━━━ Supplied data ━━━

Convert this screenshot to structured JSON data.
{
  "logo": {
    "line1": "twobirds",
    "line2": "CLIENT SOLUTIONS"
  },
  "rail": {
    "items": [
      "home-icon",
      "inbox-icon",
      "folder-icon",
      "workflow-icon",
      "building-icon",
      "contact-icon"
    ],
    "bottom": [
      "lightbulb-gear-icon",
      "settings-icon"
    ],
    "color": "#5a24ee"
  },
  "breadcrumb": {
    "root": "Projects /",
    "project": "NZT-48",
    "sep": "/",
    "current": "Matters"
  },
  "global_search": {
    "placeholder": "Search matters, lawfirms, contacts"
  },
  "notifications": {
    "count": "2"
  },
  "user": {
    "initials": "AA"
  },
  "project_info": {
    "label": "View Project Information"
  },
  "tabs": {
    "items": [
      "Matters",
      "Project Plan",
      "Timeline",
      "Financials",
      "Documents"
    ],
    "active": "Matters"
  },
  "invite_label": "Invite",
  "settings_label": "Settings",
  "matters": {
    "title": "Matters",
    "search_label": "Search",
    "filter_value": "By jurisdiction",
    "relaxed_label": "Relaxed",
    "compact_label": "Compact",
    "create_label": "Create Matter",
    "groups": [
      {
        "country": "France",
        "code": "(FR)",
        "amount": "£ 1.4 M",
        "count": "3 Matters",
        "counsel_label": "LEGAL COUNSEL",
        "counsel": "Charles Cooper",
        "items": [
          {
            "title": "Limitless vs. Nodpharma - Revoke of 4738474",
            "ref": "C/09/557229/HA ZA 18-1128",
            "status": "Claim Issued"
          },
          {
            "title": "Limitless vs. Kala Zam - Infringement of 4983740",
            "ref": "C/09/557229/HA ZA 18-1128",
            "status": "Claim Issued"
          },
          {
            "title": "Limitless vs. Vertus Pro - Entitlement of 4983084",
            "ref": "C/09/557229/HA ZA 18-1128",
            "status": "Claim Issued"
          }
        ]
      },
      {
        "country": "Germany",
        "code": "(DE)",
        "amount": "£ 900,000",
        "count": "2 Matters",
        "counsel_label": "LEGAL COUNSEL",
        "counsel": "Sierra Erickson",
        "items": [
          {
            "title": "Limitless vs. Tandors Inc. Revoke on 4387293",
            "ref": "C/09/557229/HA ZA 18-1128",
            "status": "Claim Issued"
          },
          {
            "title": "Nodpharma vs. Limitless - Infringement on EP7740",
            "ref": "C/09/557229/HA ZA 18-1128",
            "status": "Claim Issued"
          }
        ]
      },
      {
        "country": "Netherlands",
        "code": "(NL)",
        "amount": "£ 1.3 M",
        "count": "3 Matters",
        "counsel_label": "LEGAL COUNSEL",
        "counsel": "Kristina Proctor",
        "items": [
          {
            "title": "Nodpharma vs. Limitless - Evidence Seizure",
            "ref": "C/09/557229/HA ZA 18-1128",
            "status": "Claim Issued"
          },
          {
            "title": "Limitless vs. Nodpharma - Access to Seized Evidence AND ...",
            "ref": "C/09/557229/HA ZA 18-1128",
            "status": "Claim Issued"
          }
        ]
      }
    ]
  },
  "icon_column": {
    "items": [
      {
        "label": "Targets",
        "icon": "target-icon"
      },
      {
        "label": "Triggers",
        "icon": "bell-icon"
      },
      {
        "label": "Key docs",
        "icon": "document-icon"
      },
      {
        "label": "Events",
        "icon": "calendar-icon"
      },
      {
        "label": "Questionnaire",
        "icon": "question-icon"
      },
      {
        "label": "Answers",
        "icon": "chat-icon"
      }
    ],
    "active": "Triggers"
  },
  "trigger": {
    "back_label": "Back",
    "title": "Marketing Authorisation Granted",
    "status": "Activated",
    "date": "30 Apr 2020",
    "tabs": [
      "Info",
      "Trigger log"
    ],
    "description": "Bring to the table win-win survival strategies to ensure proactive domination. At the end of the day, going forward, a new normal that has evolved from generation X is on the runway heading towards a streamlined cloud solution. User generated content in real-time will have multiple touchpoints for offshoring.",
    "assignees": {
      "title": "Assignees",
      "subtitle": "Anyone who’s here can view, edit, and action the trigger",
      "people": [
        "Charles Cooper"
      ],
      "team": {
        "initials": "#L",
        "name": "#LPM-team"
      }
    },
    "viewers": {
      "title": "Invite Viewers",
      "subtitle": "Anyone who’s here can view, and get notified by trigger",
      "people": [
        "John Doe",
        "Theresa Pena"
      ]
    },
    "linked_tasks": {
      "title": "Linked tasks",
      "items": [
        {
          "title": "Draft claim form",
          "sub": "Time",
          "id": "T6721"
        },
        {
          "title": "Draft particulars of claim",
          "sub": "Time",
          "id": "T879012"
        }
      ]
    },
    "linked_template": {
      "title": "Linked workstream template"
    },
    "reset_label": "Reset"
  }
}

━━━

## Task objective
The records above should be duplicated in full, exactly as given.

## Reply
Convert this screenshot to structured JSON data.
{
  "logo": {
    "line1": "twobirds",
    "line2": "CLIENT SOLUTIONS"
  },
  "rail": {
    "items": [
      "home-icon",
      "inbox-icon",
      "folder-icon",
      "workflow-icon",
      "building-icon",
      "contact-icon"
    ],
    "bottom": [
      "lightbulb-gear-icon",
      "settings-icon"
    ],
    "color": "#5a24ee"
  },
  "breadcrumb": {
    "root": "Projects /",
    "project": "NZT-48",
    "sep": "/",
    "current": "Matters"
  },
  "global_search": {
    "placeholder": "Search matters, lawfirms, contacts"
  },
  "notifications": {
    "count": "2"
  },
  "user": {
    "initials": "AA"
  },
  "project_info": {
    "label": "View Project Information"
  },
  "tabs": {
    "items": [
      "Matters",
      "Project Plan",
      "Timeline",
      "Financials",
      "Documents"
    ],
    "active": "Matters"
  },
  "invite_label": "Invite",
  "settings_label": "Settings",
  "matters": {
    "title": "Matters",
    "search_label": "Search",
    "filter_value": "By jurisdiction",
    "relaxed_label": "Relaxed",
    "compact_label": "Compact",
    "create_label": "Create Matter",
    "groups": [
      {
        "country": "France",
        "code": "(FR)",
        "amount": "£ 1.4 M",
        "count": "3 Matters",
        "counsel_label": "LEGAL COUNSEL",
        "counsel": "Charles Cooper",
        "items": [
          {
            "title": "Limitless vs. Nodpharma - Revoke of 4738474",
            "ref": "C/09/557229/HA ZA 18-1128",
            "status": "Claim Issued"
          },
          {
            "title": "Limitless vs. Kala Zam - Infringement of 4983740",
            "ref": "C/09/557229/HA ZA 18-1128",
            "status": "Claim Issued"
          },
          {
            "title": "Limitless vs. Vertus Pro - Entitlement of 4983084",
            "ref": "C/09/557229/HA ZA 18-1128",
            "status": "Claim Issued"
          }
        ]
      },
      {
        "country": "Germany",
        "code": "(DE)",
        "amount": "£ 900,000",
        "count": "2 Matters",
        "counsel_label": "LEGAL COUNSEL",
        "counsel": "Sierra Erickson",
        "items": [
          {
            "title": "Limitless vs. Tandors Inc. Revoke on 4387293",
            "ref": "C/09/557229/HA ZA 18-1128",
            "status": "Claim Issued"
          },
          {
            "title": "Nodpharma vs. Limitless - Infringement on EP7740",
            "ref": "C/09/557229/HA ZA 18-1128",
            "status": "Claim Issued"
          }
        ]
      },
      {
        "country": "Netherlands",
        "code": "(NL)",
        "amount": "£ 1.3 M",
        "count": "3 Matters",
        "counsel_label": "LEGAL COUNSEL",
        "counsel": "Kristina Proctor",
        "items": [
          {
            "title": "Nodpharma vs. Limitless - Evidence Seizure",
            "ref": "C/09/557229/HA ZA 18-1128",
            "status": "Claim Issued"
          },
          {
            "title": "Limitless vs. Nodpharma - Access to Seized Evidence AND ...",
            "ref": "C/09/557229/HA ZA 18-1128",
            "status": "Claim Issued"
          }
        ]
      }
    ]
  },
  "icon_column": {
    "items": [
      {
        "label": "Targets",
        "icon": "target-icon"
      },
      {
        "label": "Triggers",
        "icon": "bell-icon"
      },
      {
        "label": "Key docs",
        "icon": "document-icon"
      },
      {
        "label": "Events",
        "icon": "calendar-icon"
      },
      {
        "label": "Questionnaire",
        "icon": "question-icon"
      },
      {
        "label": "Answers",
        "icon": "chat-icon"
      }
    ],
    "active": "Triggers"
  },
  "trigger": {
    "back_label": "Back",
    "title": "Marketing Authorisation Granted",
    "status": "Activated",
    "date": "30 Apr 2020",
    "tabs": [
      "Info",
      "Trigger log"
    ],
    "description": "Bring to the table win-win survival strategies to ensure proactive domination. At the end of the day, going forward, a new normal that has evolved from generation X is on the runway heading towards a streamlined cloud solution. User generated content in real-time will have multiple touchpoints for offshoring.",
    "assignees": {
      "title": "Assignees",
      "subtitle": "Anyone who’s here can view, edit, and action the trigger",
      "people": [
        "Charles Cooper"
      ],
      "team": {
        "initials": "#L",
        "name": "#LPM-team"
      }
    },
    "viewers": {
      "title": "Invite Viewers",
      "subtitle": "Anyone who’s here can view, and get notified by trigger",
      "people": [
        "John Doe",
        "Theresa Pena"
      ]
    },
    "linked_tasks": {
      "title": "Linked tasks",
      "items": [
        {
          "title": "Draft claim form",
          "sub": "Time",
          "id": "T6721"
        },
        {
          "title": "Draft particulars of claim",
          "sub": "Time",
          "id": "T879012"
        }
      ]
    },
    "linked_template": {
      "title": "Linked workstream template"
    },
    "reset_label": "Reset"
  }
}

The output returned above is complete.